**WORK TO BE COMPLETED:**
Identify and pull out each line of the entries in which "true" occurs.

** RECORDS follows **

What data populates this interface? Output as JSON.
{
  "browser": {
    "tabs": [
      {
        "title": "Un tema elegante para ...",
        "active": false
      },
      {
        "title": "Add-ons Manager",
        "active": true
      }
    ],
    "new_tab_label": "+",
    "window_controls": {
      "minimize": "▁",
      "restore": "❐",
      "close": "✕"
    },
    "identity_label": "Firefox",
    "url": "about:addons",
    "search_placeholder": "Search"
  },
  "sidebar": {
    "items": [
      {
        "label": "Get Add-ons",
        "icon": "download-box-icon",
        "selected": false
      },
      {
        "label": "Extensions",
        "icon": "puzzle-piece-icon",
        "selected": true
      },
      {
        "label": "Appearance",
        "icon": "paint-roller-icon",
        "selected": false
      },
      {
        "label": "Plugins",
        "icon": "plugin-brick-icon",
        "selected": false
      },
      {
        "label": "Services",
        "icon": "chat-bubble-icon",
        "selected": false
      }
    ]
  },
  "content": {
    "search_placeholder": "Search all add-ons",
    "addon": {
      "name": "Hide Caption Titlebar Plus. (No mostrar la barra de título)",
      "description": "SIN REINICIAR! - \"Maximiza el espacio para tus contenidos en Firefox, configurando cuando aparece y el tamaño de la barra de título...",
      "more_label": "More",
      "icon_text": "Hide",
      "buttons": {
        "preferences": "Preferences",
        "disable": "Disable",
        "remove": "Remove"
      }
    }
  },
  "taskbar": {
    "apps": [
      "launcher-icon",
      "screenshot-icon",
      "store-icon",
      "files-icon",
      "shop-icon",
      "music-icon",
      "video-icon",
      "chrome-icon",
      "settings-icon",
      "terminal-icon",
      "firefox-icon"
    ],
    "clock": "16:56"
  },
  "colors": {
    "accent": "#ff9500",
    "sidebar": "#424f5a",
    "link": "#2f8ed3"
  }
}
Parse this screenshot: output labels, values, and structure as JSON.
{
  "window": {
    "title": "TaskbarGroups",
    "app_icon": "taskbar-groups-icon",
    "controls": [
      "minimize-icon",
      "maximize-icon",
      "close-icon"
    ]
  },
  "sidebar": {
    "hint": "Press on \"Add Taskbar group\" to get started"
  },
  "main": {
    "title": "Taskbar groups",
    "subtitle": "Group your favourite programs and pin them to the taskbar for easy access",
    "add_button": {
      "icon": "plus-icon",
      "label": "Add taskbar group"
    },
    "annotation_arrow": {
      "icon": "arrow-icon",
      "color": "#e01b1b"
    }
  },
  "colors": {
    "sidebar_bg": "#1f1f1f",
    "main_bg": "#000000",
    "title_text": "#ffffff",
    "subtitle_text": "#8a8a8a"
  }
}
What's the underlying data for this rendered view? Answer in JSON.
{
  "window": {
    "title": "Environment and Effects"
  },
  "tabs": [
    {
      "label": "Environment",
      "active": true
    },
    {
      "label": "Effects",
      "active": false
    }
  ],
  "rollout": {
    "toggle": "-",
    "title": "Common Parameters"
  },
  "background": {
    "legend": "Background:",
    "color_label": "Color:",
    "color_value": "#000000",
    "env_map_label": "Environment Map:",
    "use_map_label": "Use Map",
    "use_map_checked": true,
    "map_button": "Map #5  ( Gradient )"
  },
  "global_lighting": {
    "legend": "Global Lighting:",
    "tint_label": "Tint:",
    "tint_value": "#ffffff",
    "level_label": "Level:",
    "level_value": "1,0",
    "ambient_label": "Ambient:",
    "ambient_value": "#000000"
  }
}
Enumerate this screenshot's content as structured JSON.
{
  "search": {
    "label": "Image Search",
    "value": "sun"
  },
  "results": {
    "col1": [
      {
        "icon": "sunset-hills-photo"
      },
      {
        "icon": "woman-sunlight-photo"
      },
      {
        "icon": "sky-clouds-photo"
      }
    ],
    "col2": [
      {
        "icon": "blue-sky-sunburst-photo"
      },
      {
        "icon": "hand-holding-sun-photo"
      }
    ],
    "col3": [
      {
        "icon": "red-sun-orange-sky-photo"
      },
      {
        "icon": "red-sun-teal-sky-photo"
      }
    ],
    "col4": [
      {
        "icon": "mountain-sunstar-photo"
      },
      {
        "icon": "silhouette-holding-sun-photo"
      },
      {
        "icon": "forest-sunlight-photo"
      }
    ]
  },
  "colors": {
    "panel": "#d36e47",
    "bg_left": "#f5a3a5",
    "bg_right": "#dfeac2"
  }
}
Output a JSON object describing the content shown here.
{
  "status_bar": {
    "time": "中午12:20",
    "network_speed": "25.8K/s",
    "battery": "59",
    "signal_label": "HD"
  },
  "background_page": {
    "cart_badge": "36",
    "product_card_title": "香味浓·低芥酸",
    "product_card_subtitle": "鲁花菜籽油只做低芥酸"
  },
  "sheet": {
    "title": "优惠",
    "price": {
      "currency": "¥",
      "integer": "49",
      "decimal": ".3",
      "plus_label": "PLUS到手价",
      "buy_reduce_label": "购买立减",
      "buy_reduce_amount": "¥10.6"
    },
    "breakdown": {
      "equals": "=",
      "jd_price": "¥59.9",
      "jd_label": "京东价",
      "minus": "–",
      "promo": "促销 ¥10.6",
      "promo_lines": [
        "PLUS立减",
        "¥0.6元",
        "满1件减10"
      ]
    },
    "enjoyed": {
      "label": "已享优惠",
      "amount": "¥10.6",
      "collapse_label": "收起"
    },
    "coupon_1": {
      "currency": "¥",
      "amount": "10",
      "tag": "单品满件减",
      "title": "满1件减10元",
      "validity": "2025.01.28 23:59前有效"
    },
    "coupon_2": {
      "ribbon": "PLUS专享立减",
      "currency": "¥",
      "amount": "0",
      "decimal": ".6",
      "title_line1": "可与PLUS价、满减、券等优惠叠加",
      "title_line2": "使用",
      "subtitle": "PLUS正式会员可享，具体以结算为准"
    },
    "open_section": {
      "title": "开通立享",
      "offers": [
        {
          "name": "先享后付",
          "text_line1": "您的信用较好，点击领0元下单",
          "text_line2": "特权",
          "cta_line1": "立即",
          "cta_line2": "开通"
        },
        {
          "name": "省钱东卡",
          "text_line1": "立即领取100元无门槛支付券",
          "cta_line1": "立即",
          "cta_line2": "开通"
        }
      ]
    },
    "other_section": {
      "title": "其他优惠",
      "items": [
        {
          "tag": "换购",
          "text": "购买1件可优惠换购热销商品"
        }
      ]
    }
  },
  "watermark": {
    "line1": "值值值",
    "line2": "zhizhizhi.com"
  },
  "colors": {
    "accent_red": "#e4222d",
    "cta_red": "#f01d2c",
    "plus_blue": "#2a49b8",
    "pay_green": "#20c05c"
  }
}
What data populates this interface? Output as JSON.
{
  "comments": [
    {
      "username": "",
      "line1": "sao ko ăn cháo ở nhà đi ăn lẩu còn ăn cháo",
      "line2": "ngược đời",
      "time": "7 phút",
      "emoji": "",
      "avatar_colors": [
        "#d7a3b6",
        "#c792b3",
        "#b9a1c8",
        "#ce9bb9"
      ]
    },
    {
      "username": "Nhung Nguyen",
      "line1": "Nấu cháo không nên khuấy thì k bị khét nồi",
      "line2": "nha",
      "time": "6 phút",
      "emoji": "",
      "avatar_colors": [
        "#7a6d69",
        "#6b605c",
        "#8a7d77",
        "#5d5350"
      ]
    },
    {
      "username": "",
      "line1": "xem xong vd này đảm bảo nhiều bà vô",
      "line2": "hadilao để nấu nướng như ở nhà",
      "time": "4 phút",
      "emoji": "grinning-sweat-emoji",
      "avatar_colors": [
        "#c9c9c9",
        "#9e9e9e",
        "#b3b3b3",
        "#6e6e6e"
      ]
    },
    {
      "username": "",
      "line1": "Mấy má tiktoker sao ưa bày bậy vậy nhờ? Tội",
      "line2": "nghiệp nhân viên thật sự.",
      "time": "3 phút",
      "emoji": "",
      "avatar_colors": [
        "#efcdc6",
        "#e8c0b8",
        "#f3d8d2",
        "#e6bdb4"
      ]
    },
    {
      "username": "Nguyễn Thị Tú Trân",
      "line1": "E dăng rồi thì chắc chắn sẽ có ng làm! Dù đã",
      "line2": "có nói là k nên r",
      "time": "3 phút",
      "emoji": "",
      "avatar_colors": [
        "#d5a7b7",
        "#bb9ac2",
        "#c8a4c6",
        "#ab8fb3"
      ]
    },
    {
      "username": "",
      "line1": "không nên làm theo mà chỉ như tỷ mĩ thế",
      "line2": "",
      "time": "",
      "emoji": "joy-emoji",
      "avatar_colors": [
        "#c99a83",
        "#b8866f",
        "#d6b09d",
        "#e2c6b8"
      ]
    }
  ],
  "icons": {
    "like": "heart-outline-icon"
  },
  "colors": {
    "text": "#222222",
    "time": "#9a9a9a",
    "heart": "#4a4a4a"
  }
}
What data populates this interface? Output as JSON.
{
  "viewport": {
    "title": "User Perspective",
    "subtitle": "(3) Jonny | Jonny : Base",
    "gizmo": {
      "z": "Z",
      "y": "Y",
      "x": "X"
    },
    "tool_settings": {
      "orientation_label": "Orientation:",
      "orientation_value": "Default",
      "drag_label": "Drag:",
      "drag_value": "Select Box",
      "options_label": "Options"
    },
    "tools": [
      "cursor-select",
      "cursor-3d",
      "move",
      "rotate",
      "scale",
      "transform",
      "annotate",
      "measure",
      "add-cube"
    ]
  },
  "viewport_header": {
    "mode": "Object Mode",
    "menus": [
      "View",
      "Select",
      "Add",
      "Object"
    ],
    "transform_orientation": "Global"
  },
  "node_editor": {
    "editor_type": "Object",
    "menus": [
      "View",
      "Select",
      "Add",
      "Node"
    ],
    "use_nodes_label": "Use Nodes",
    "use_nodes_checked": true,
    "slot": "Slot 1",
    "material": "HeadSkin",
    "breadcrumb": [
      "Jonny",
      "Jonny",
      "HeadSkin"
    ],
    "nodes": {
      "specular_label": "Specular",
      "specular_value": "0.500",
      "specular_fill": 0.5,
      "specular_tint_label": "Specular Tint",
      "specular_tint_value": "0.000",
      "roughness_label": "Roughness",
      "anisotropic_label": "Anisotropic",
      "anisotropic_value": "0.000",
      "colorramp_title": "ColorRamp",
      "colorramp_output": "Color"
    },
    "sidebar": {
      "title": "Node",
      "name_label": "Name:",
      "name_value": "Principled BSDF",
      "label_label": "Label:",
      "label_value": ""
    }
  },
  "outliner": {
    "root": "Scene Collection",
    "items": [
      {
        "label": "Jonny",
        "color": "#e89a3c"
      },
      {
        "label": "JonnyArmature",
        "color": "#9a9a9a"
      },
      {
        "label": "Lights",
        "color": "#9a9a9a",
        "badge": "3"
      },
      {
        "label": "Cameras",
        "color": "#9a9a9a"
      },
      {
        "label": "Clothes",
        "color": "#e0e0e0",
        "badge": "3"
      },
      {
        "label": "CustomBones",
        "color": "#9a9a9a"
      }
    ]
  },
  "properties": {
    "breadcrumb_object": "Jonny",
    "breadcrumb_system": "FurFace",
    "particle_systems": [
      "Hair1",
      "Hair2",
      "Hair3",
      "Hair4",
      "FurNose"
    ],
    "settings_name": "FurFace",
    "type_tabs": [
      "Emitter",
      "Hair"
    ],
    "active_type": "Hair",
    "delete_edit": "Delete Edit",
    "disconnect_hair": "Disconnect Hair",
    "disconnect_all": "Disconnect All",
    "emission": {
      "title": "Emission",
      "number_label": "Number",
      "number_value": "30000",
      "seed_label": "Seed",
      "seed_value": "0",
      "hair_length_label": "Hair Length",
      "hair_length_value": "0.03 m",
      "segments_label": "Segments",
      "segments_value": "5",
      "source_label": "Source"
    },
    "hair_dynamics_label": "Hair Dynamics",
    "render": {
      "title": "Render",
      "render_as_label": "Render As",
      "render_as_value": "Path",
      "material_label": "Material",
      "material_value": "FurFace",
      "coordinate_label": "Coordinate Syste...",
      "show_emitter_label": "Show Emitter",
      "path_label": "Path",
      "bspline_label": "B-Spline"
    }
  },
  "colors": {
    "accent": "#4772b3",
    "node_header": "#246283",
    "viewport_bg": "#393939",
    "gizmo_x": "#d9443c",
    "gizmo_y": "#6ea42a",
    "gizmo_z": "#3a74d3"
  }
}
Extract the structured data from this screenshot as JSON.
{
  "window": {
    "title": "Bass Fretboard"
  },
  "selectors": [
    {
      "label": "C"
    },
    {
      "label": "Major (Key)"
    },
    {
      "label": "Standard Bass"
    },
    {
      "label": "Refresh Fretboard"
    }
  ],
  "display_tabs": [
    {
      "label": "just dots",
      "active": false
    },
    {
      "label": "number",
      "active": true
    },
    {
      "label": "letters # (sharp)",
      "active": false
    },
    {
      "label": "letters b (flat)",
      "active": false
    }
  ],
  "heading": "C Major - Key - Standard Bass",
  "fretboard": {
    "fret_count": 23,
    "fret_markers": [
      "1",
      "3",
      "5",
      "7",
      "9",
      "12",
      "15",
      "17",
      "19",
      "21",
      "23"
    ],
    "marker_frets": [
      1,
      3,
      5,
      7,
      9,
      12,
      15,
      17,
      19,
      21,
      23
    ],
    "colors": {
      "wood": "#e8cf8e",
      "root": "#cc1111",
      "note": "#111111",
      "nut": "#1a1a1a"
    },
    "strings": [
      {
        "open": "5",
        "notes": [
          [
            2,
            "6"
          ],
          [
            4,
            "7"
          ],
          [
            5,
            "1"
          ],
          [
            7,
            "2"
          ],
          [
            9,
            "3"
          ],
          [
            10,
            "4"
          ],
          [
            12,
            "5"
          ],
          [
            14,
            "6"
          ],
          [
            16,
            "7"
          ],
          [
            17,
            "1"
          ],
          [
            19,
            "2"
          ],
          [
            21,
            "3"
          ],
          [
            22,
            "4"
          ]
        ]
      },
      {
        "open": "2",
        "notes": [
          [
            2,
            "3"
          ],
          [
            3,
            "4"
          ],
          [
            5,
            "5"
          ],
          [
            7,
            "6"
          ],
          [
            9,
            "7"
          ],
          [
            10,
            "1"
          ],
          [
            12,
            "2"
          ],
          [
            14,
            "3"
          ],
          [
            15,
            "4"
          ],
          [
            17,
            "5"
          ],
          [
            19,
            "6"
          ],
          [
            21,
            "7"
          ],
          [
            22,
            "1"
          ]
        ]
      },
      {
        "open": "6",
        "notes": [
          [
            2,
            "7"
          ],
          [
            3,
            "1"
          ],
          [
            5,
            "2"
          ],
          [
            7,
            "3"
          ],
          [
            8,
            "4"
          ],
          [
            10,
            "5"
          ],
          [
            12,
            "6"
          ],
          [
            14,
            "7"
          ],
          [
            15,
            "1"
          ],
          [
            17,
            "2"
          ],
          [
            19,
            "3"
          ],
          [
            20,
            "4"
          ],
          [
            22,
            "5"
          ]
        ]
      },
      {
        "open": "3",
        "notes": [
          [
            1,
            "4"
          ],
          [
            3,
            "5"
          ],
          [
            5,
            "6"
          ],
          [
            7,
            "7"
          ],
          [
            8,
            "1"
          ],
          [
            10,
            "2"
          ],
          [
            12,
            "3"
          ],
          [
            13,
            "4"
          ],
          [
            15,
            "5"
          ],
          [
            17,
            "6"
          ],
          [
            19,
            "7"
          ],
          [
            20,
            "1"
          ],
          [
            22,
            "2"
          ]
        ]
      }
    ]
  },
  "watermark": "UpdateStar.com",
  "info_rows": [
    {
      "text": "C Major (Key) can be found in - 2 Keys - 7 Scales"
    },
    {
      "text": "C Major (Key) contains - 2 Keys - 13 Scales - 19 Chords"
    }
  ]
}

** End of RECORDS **

**WRITTEN ANSWER:**
        "active": true
        "selected": true
      "active": true
    "use_map_checked": true,
    "use_nodes_checked": true,
      "active": true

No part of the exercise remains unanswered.